Segment Open

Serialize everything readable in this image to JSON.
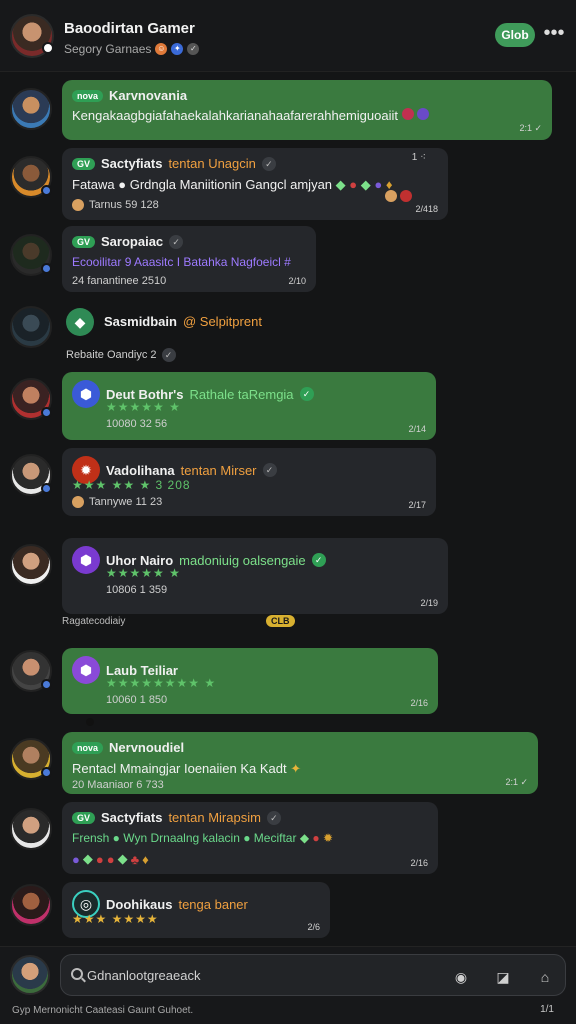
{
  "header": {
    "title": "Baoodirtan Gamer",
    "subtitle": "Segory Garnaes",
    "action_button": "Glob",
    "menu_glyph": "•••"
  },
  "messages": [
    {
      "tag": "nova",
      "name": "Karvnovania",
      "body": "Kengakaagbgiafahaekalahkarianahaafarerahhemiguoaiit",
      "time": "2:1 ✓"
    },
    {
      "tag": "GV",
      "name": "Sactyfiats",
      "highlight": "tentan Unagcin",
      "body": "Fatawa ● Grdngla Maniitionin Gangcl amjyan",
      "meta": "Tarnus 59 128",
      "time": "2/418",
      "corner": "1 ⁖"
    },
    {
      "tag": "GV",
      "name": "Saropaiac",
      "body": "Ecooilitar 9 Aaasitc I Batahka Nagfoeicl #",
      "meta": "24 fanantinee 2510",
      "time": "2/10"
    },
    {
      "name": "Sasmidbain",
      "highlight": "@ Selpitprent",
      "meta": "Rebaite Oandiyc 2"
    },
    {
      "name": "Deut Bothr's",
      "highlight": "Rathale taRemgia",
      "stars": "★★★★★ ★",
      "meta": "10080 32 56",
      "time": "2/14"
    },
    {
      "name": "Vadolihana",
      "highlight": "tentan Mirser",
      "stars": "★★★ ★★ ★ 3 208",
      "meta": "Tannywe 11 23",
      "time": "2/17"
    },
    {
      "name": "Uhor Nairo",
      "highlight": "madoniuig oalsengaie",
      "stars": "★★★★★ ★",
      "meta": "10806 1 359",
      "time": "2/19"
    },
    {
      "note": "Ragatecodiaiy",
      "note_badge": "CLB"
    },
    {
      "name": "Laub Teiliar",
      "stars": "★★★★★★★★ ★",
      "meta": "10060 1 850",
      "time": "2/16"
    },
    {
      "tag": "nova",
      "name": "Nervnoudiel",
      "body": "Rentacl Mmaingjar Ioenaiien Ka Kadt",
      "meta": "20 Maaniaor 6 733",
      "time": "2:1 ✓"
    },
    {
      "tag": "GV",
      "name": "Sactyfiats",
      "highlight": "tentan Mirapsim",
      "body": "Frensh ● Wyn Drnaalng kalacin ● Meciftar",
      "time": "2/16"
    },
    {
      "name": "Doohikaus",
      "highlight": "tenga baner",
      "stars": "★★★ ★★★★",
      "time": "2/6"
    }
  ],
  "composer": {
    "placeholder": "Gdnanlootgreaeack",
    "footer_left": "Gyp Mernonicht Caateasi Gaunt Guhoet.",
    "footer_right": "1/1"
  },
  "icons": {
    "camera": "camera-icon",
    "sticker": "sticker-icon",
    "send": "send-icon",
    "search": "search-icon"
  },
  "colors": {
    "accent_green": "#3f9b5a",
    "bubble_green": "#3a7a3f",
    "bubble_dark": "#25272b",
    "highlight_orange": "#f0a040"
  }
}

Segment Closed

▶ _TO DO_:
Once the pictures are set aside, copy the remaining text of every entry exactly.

▶ _ANSWER TO THIS TASK_:
Serialize everything readable in this image to JSON.
{
  "header": {
    "title": "Baoodirtan Gamer",
    "subtitle": "Segory Garnaes",
    "action_button": "Glob",
    "menu_glyph": "•••"
  },
  "messages": [
    {
      "tag": "nova",
      "name": "Karvnovania",
      "body": "Kengakaagbgiafahaekalahkarianahaafarerahhemiguoaiit",
      "time": "2:1 ✓"
    },
    {
      "tag": "GV",
      "name": "Sactyfiats",
      "highlight": "tentan Unagcin",
      "body": "Fatawa ● Grdngla Maniitionin Gangcl amjyan",
      "meta": "Tarnus 59 128",
      "time": "2/418",
      "corner": "1 ⁖"
    },
    {
      "tag": "GV",
      "name": "Saropaiac",
      "body": "Ecooilitar 9 Aaasitc I Batahka Nagfoeicl #",
      "meta": "24 fanantinee 2510",
      "time": "2/10"
    },
    {
      "name": "Sasmidbain",
      "highlight": "@ Selpitprent",
      "meta": "Rebaite Oandiyc 2"
    },
    {
      "name": "Deut Bothr's",
      "highlight": "Rathale taRemgia",
      "stars": "★★★★★ ★",
      "meta": "10080 32 56",
      "time": "2/14"
    },
    {
      "name": "Vadolihana",
      "highlight": "tentan Mirser",
      "stars": "★★★ ★★ ★ 3 208",
      "meta": "Tannywe 11 23",
      "time": "2/17"
    },
    {
      "name": "Uhor Nairo",
      "highlight": "madoniuig oalsengaie",
      "stars": "★★★★★ ★",
      "meta": "10806 1 359",
      "time": "2/19"
    },
    {
      "note": "Ragatecodiaiy",
      "note_badge": "CLB"
    },
    {
      "name": "Laub Teiliar",
      "stars": "★★★★★★★★ ★",
      "meta": "10060 1 850",
      "time": "2/16"
    },
    {
      "tag": "nova",
      "name": "Nervnoudiel",
      "body": "Rentacl Mmaingjar Ioenaiien Ka Kadt",
      "meta": "20 Maaniaor 6 733",
      "time": "2:1 ✓"
    },
    {
      "tag": "GV",
      "name": "Sactyfiats",
      "highlight": "tentan Mirapsim",
      "body": "Frensh ● Wyn Drnaalng kalacin ● Meciftar",
      "time": "2/16"
    },
    {
      "name": "Doohikaus",
      "highlight": "tenga baner",
      "stars": "★★★ ★★★★",
      "time": "2/6"
    }
  ],
  "composer": {
    "placeholder": "Gdnanlootgreaeack",
    "footer_left": "Gyp Mernonicht Caateasi Gaunt Guhoet.",
    "footer_right": "1/1"
  },
  "icons": {
    "camera": "camera-icon",
    "sticker": "sticker-icon",
    "send": "send-icon",
    "search": "search-icon"
  },
  "colors": {
    "accent_green": "#3f9b5a",
    "bubble_green": "#3a7a3f",
    "bubble_dark": "#25272b",
    "highlight_orange": "#f0a040"
  }
}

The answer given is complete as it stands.